## REQUIRED ACTION
Report back the lines in this listing that carry the string "arrow".

═══ RECORDS SUPPLIED

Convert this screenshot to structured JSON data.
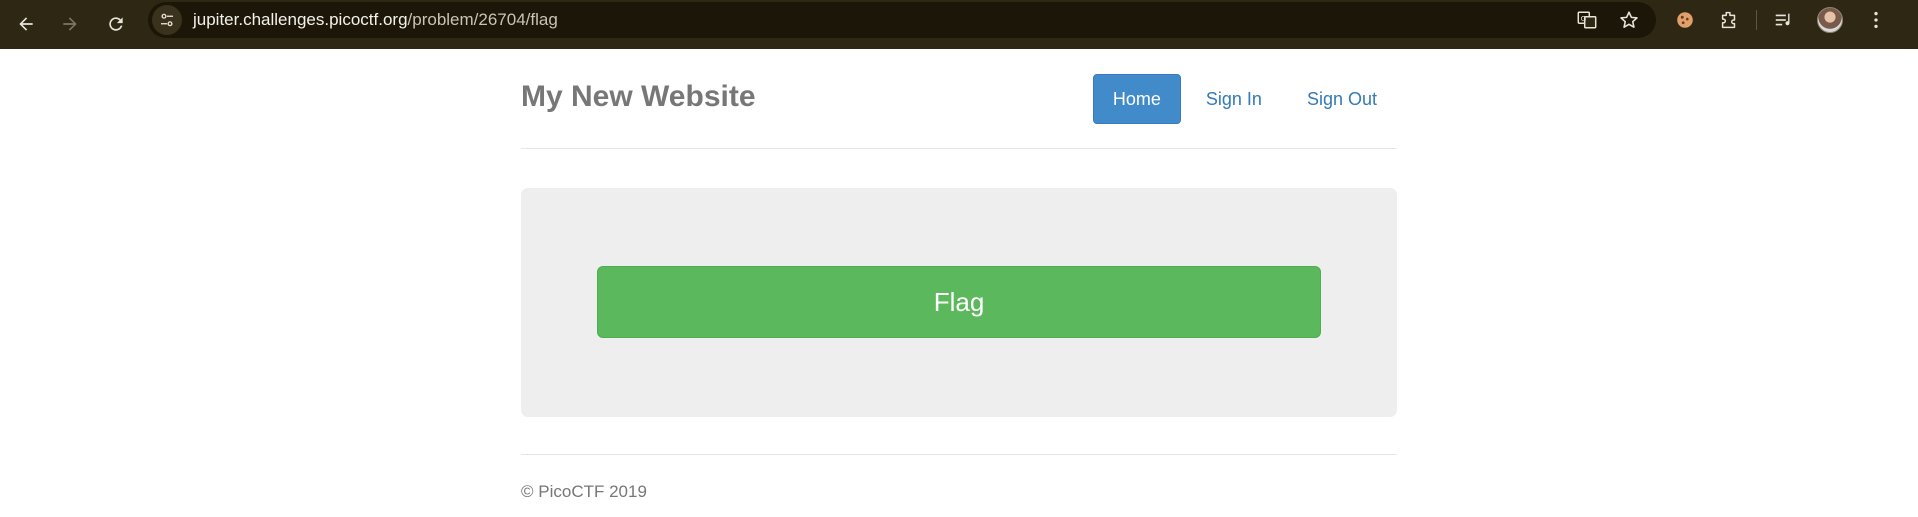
{
  "browser": {
    "url_host": "jupiter.challenges.picoctf.org",
    "url_path": "/problem/26704/flag",
    "icons": {
      "back": "arrow-left-icon",
      "forward": "arrow-right-icon",
      "reload": "reload-icon",
      "site_info": "tune-icon",
      "translate": "translate-icon",
      "bookmark": "star-icon",
      "extension1": "cookie-icon",
      "extensions": "puzzle-icon",
      "reading_list": "playlist-icon",
      "profile": "avatar",
      "menu": "kebab-menu-icon"
    },
    "colors": {
      "chrome_bg": "#2e2714",
      "omnibox_bg": "#1b1608"
    }
  },
  "page": {
    "brand": "My New Website",
    "nav": [
      {
        "label": "Home",
        "active": true
      },
      {
        "label": "Sign In",
        "active": false
      },
      {
        "label": "Sign Out",
        "active": false
      }
    ],
    "flag_button": "Flag",
    "footer": "© PicoCTF 2019",
    "colors": {
      "primary": "#428bca",
      "link": "#337ab7",
      "success": "#5cb85c",
      "jumbotron": "#eeeeee"
    }
  }
}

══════

## THE ANSWER
      "back": "arrow-left-icon",
      "forward": "arrow-right-icon",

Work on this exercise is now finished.